Ask the Architect

Take the contractor to court


Q. We’ve written to you many times over the years about a continuous leak that has never been found and fixed. We’ve been through two contractors and still have no luck. We had decided to use the roof outside our upper-floor kitchen as a terrace on our split-level house. The terrace was built over three rooms below, but it has always leaked. We’ve spent the past 10 years with buckets, no ceiling board, and no insulation. Our children moved out of their rooms and now are off at college, unable to use their bedrooms for most of their lives! You’ve offered advice, even come to our home, but nothing seems to light a fire under the contractor to get the job fixed and done. He has made excuses that the plans were bad and he couldn’t follow them, that we owe him more money to come back, even though he wrote, in his own handwriting, that the job would be waterproof and guaranteed for life. What else can we do?

A. Sue, contact consumer affairs, post pictures online explaining the problem to a mass audience. Money talks, and your contractor sees no reason to act urgently, because he’s still making money elsewhere. Unless there’s a reason to do an about-face of his current behavior, because he begins to feel the loss in other ways, he probably will not act. He hasn’t, so far.

I’ve been to your home (after the third desperate letter) and have seen the problems and the damage. Unfortunately, the contractor has not acted fairly, according to his contract or guarantee, or professionally. Now, hearing that he wants more money to finish the job to make it waterproof, is astounding. I know your frustration, and if I hadn’t seen the conditions you were left with, I couldn’t have imagined how bad things were.

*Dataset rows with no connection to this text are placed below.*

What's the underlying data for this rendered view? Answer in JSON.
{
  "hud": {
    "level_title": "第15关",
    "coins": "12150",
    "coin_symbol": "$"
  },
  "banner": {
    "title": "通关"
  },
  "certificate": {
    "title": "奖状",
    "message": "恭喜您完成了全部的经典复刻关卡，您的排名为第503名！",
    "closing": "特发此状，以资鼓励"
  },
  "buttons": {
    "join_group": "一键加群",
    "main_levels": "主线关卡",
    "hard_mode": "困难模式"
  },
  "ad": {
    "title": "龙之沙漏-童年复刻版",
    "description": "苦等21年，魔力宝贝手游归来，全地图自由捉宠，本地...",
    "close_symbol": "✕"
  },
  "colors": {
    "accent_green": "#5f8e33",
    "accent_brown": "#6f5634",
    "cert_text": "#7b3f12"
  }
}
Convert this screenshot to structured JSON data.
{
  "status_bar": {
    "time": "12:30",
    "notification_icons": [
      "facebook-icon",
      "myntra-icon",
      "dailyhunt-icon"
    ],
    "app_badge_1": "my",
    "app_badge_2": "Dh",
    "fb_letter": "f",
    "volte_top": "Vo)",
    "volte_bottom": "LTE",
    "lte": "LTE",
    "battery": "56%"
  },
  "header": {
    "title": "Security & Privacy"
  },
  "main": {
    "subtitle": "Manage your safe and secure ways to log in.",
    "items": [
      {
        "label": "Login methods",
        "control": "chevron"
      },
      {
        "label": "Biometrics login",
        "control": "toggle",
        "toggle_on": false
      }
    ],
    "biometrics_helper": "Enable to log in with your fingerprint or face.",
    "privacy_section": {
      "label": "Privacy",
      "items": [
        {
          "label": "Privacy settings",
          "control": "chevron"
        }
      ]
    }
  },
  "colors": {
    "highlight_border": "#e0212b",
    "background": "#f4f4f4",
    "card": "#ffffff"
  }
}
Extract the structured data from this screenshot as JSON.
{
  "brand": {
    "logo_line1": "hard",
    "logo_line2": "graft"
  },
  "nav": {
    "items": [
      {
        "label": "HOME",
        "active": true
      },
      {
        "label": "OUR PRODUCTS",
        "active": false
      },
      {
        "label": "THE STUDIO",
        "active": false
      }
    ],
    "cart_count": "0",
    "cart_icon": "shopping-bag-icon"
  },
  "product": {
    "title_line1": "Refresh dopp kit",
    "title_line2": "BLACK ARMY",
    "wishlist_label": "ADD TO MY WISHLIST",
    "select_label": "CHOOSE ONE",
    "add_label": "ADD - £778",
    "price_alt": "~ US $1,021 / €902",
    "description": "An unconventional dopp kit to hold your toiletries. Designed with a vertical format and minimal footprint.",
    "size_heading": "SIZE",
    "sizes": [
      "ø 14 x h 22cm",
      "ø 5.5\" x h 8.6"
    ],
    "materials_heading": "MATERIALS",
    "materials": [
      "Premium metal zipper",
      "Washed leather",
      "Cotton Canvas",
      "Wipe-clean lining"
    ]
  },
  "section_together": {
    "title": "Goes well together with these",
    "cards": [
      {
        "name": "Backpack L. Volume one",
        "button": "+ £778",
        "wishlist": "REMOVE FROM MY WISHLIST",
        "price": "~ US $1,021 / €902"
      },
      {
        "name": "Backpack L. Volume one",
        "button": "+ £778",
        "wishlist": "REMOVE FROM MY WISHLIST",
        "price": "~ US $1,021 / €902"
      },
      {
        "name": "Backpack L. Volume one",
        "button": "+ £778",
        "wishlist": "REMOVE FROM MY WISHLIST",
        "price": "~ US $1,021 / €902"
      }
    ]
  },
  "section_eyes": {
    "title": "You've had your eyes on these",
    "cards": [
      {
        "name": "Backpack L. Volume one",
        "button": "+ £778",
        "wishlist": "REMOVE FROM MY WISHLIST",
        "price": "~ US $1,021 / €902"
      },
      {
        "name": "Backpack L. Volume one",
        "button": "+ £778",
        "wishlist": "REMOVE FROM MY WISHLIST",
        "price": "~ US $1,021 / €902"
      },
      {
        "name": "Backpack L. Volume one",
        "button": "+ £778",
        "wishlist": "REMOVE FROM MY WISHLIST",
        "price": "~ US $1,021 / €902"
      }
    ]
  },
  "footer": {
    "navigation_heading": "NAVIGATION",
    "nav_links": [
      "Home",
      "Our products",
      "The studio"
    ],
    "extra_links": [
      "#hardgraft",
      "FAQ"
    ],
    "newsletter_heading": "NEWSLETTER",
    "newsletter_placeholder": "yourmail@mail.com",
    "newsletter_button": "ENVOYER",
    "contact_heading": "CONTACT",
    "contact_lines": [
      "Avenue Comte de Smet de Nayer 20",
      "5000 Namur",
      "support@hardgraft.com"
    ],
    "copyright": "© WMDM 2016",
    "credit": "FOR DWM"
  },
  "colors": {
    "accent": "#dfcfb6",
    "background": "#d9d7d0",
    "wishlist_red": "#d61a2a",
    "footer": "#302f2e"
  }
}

I regularly see construction that is not to code, not going to last and defies common sense. For example, railing posts shouldn’t be installed through a roof if they were designed, on the plans, to be side-attached at the roof edge. Side-attaching with an internal bolting system avoids the tendency for the posts to expand and contract, allowing water to penetrate by gravity straight down the post and into the roof. By side-attaching, the posts are outside the roof, not penetrating, to eliminate the possibility of a leak. That may be unconventional to some, but it’s common sense.

If your contractor wants to impose his own ideas and not follow what your plans show, he’s acting in breach of the contract drawings. If you paid him, you let him off the hook for not following the plans. By removing the upper siding material, we discovered that he did not put in waterproofing, according to plans, either. It is a huge hassle to sue, but that’s where you are. Good luck!

© 2017 Monte Leeper. Readers are encouraged to send questions to, with “Herald question” in the subject line, or to Herald Homes, 2 Endo Blvd., Garden City, NY 11530, Attn: Monte Leeper, architect.